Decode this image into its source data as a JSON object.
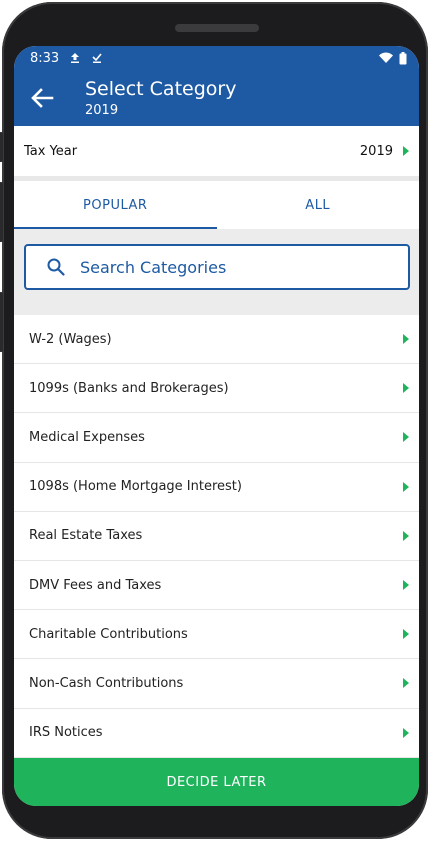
{
  "status_bar": {
    "time": "8:33"
  },
  "app_bar": {
    "title": "Select Category",
    "subtitle": "2019"
  },
  "tax_year": {
    "label": "Tax Year",
    "value": "2019"
  },
  "tabs": [
    {
      "label": "POPULAR"
    },
    {
      "label": "ALL"
    }
  ],
  "search": {
    "placeholder": "Search Categories"
  },
  "categories": [
    {
      "label": "W-2 (Wages)"
    },
    {
      "label": "1099s (Banks and Brokerages)"
    },
    {
      "label": "Medical Expenses"
    },
    {
      "label": "1098s (Home Mortgage Interest)"
    },
    {
      "label": "Real Estate Taxes"
    },
    {
      "label": "DMV Fees and Taxes"
    },
    {
      "label": "Charitable Contributions"
    },
    {
      "label": "Non-Cash Contributions"
    },
    {
      "label": "IRS Notices"
    }
  ],
  "footer": {
    "decide_label": "DECIDE LATER"
  },
  "colors": {
    "primary": "#1e5aa3",
    "accent": "#1fb35c"
  }
}
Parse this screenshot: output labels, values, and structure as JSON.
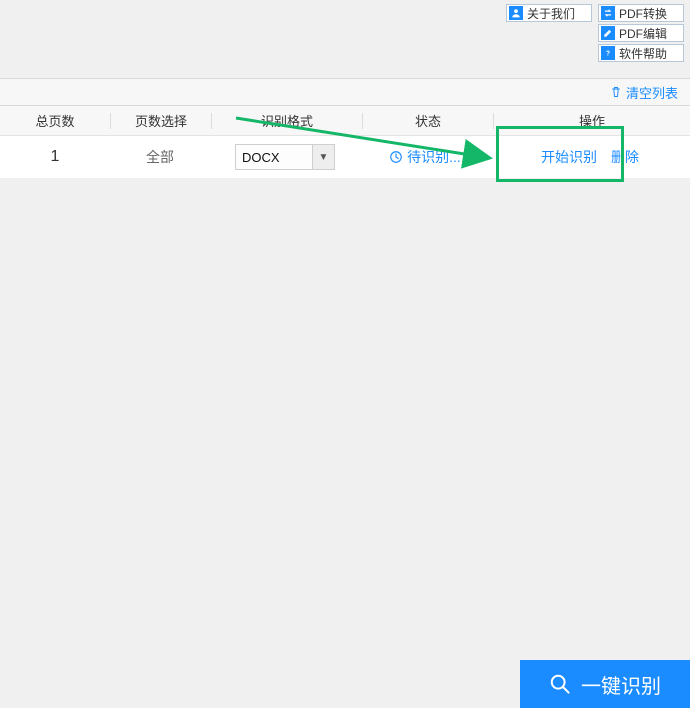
{
  "top_menu_left": {
    "about": "关于我们"
  },
  "top_menu_right": {
    "pdf_convert": "PDF转换",
    "pdf_edit": "PDF编辑",
    "help": "软件帮助"
  },
  "clear_list": "清空列表",
  "columns": {
    "total_pages": "总页数",
    "page_select": "页数选择",
    "format": "识别格式",
    "status": "状态",
    "action": "操作"
  },
  "row": {
    "total_pages": "1",
    "page_select": "全部",
    "format": "DOCX",
    "status": "待识别...",
    "start": "开始识别",
    "delete": "删除"
  },
  "big_button": "一键识别"
}
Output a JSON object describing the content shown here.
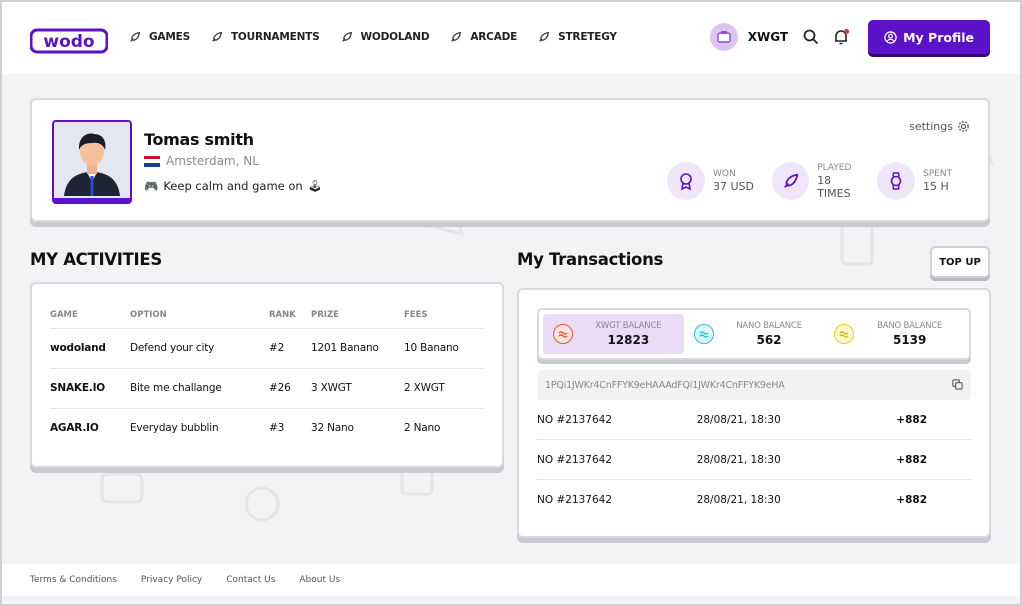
{
  "header": {
    "logo_text": "wodo",
    "nav": [
      {
        "label": "GAMES",
        "icon": "rocket-icon"
      },
      {
        "label": "TOURNAMENTS",
        "icon": "rocket-icon"
      },
      {
        "label": "WODOLAND",
        "icon": "rocket-icon"
      },
      {
        "label": "ARCADE",
        "icon": "rocket-icon"
      },
      {
        "label": "STRETEGY",
        "icon": "rocket-icon"
      }
    ],
    "coin_label": "XWGT",
    "profile_button": "My Profile"
  },
  "profile": {
    "name": "Tomas smith",
    "location": "Amsterdam, NL",
    "bio": "Keep calm and game on",
    "settings_label": "settings",
    "stats": [
      {
        "label": "WON",
        "value": "37 USD",
        "icon": "medal-icon"
      },
      {
        "label": "PLAYED",
        "value": "18 TIMES",
        "icon": "rocket-icon"
      },
      {
        "label": "SPENT",
        "value": "15 H",
        "icon": "watch-icon"
      }
    ]
  },
  "activities": {
    "title": "MY ACTIVITIES",
    "columns": [
      "GAME",
      "OPTION",
      "RANK",
      "PRIZE",
      "FEES"
    ],
    "rows": [
      [
        "wodoland",
        "Defend your city",
        "#2",
        "1201 Banano",
        "10 Banano"
      ],
      [
        "SNAKE.IO",
        "Bite me challange",
        "#26",
        "3 XWGT",
        "2 XWGT"
      ],
      [
        "AGAR.IO",
        "Everyday bubblin",
        "#3",
        "32 Nano",
        "2 Nano"
      ]
    ]
  },
  "transactions": {
    "title": "My Transactions",
    "topup_label": "TOP UP",
    "balances": [
      {
        "label": "XWGT BALANCE",
        "value": "12823",
        "color": "#e4572e",
        "bg": "#fbe3dc",
        "active": true
      },
      {
        "label": "NANO BALANCE",
        "value": "562",
        "color": "#27c3d8",
        "bg": "#dcf6fa",
        "active": false
      },
      {
        "label": "BANO BALANCE",
        "value": "5139",
        "color": "#e6d21d",
        "bg": "#fbf6d1",
        "active": false
      }
    ],
    "address": "1PQi1JWKr4CnFFYK9eHAAAdFQi1JWKr4CnFFYK9eHA",
    "rows": [
      {
        "id": "NO #2137642",
        "date": "28/08/21, 18:30",
        "amount": "+882"
      },
      {
        "id": "NO #2137642",
        "date": "28/08/21, 18:30",
        "amount": "+882"
      },
      {
        "id": "NO #2137642",
        "date": "28/08/21, 18:30",
        "amount": "+882"
      }
    ]
  },
  "footer": {
    "links": [
      "Terms & Conditions",
      "Privacy Policy",
      "Contact Us",
      "About Us"
    ]
  },
  "colors": {
    "brand": "#5b12c8",
    "brand_shadow": "#31076f"
  }
}
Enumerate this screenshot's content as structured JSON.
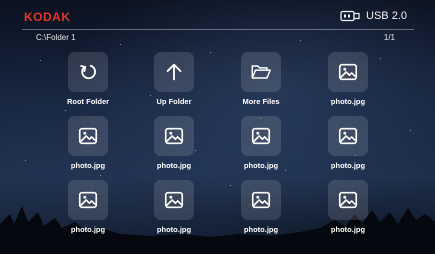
{
  "header": {
    "brand": "KODAK",
    "source_label": "USB 2.0",
    "source_icon": "usb-drive-icon",
    "brand_color": "#e2342b"
  },
  "breadcrumb": {
    "path": "C:\\Folder 1",
    "page": "1/1"
  },
  "items": [
    {
      "label": "Root Folder",
      "icon": "refresh-icon"
    },
    {
      "label": "Up Folder",
      "icon": "arrow-up-icon"
    },
    {
      "label": "More Files",
      "icon": "folder-open-icon"
    },
    {
      "label": "photo.jpg",
      "icon": "image-icon"
    },
    {
      "label": "photo.jpg",
      "icon": "image-icon"
    },
    {
      "label": "photo.jpg",
      "icon": "image-icon"
    },
    {
      "label": "photo.jpg",
      "icon": "image-icon"
    },
    {
      "label": "photo.jpg",
      "icon": "image-icon"
    },
    {
      "label": "photo.jpg",
      "icon": "image-icon"
    },
    {
      "label": "photo.jpg",
      "icon": "image-icon"
    },
    {
      "label": "photo.jpg",
      "icon": "image-icon"
    },
    {
      "label": "photo.jpg",
      "icon": "image-icon"
    }
  ]
}
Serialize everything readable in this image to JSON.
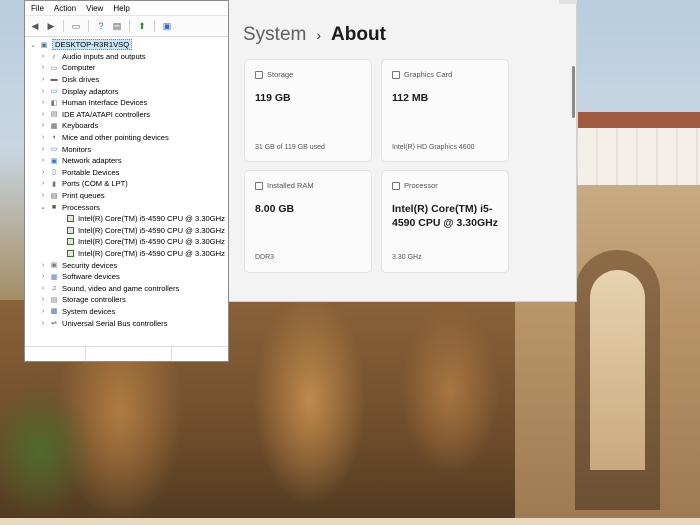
{
  "device_manager": {
    "menu": [
      "File",
      "Action",
      "View",
      "Help"
    ],
    "toolbar_icons": [
      "back-icon",
      "forward-icon",
      "show-hide-icon",
      "help-icon",
      "properties-icon",
      "update-driver-icon",
      "scan-hardware-icon"
    ],
    "root": "DESKTOP-R3R1VSQ",
    "categories": [
      {
        "label": "Audio inputs and outputs",
        "icon": "speaker-icon",
        "expanded": false
      },
      {
        "label": "Computer",
        "icon": "computer-icon",
        "expanded": false
      },
      {
        "label": "Disk drives",
        "icon": "disk-icon",
        "expanded": false
      },
      {
        "label": "Display adaptors",
        "icon": "display-icon",
        "expanded": false
      },
      {
        "label": "Human Interface Devices",
        "icon": "hid-icon",
        "expanded": false
      },
      {
        "label": "IDE ATA/ATAPI controllers",
        "icon": "ide-icon",
        "expanded": false
      },
      {
        "label": "Keyboards",
        "icon": "keyboard-icon",
        "expanded": false
      },
      {
        "label": "Mice and other pointing devices",
        "icon": "mouse-icon",
        "expanded": false
      },
      {
        "label": "Monitors",
        "icon": "monitor-icon",
        "expanded": false
      },
      {
        "label": "Network adapters",
        "icon": "network-icon",
        "expanded": false
      },
      {
        "label": "Portable Devices",
        "icon": "portable-icon",
        "expanded": false
      },
      {
        "label": "Ports (COM & LPT)",
        "icon": "port-icon",
        "expanded": false
      },
      {
        "label": "Print queues",
        "icon": "printer-icon",
        "expanded": false
      },
      {
        "label": "Processors",
        "icon": "processor-icon",
        "expanded": true,
        "children": [
          "Intel(R) Core(TM) i5-4590 CPU @ 3.30GHz",
          "Intel(R) Core(TM) i5-4590 CPU @ 3.30GHz",
          "Intel(R) Core(TM) i5-4590 CPU @ 3.30GHz",
          "Intel(R) Core(TM) i5-4590 CPU @ 3.30GHz"
        ]
      },
      {
        "label": "Security devices",
        "icon": "security-icon",
        "expanded": false
      },
      {
        "label": "Software devices",
        "icon": "software-icon",
        "expanded": false
      },
      {
        "label": "Sound, video and game controllers",
        "icon": "sound-icon",
        "expanded": false
      },
      {
        "label": "Storage controllers",
        "icon": "storage-icon",
        "expanded": false
      },
      {
        "label": "System devices",
        "icon": "system-icon",
        "expanded": false
      },
      {
        "label": "Universal Serial Bus controllers",
        "icon": "usb-icon",
        "expanded": false
      }
    ]
  },
  "settings": {
    "breadcrumb_parent": "System",
    "breadcrumb_current": "About",
    "cards": {
      "storage": {
        "title": "Storage",
        "value": "119 GB",
        "sub": "31 GB of 119 GB used"
      },
      "graphics": {
        "title": "Graphics Card",
        "value": "112 MB",
        "sub": "Intel(R) HD Graphics 4600"
      },
      "ram": {
        "title": "Installed RAM",
        "value": "8.00 GB",
        "sub": "DDR3"
      },
      "processor": {
        "title": "Processor",
        "value": "Intel(R) Core(TM) i5-4590 CPU @ 3.30GHz",
        "sub": "3.30 GHz"
      }
    }
  },
  "colors": {
    "selection": "#cce4f7",
    "settings_bg": "#f3f3f3",
    "card_bg": "#fbfbfb"
  }
}
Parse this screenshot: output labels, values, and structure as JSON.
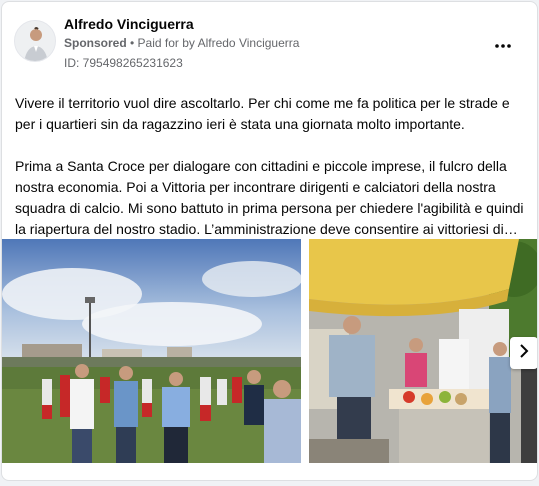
{
  "post": {
    "author_name": "Alfredo Vinciguerra",
    "sponsored_label": "Sponsored",
    "separator": " • ",
    "paid_by_text": "Paid for by Alfredo Vinciguerra",
    "ad_id": "ID: 795498265231623",
    "more_icon": "more-horizontal-icon",
    "paragraph_1": "Vivere il territorio vuol dire ascoltarlo. Per chi come me fa politica per le strade e per i quartieri sin da ragazzino ieri è stata una giornata molto importante.",
    "paragraph_2": "Prima a Santa Croce per dialogare con cittadini e piccole imprese, il fulcro della nostra economia. Poi a Vittoria per incontrare dirigenti e calciatori della nostra squadra di calcio. Mi sono battuto in prima persona per chiedere l'agibilità e quindi la riapertura del nostro stadio. L’amministrazione deve consentire ai vittoriesi di…"
  },
  "media": {
    "photos": [
      {
        "name": "football-team-photo"
      },
      {
        "name": "market-stall-photo"
      }
    ],
    "next_icon": "chevron-right-icon"
  },
  "colors": {
    "secondary_text": "#65676b",
    "card_border": "#dddfe2",
    "background": "#f0f2f5"
  }
}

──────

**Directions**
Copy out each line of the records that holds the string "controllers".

**Task output**
        "label": "IDE ATA/ATAPI controllers",
        "label": "Sound, video and game controllers",
        "label": "Storage controllers",
        "label": "Universal Serial Bus controllers",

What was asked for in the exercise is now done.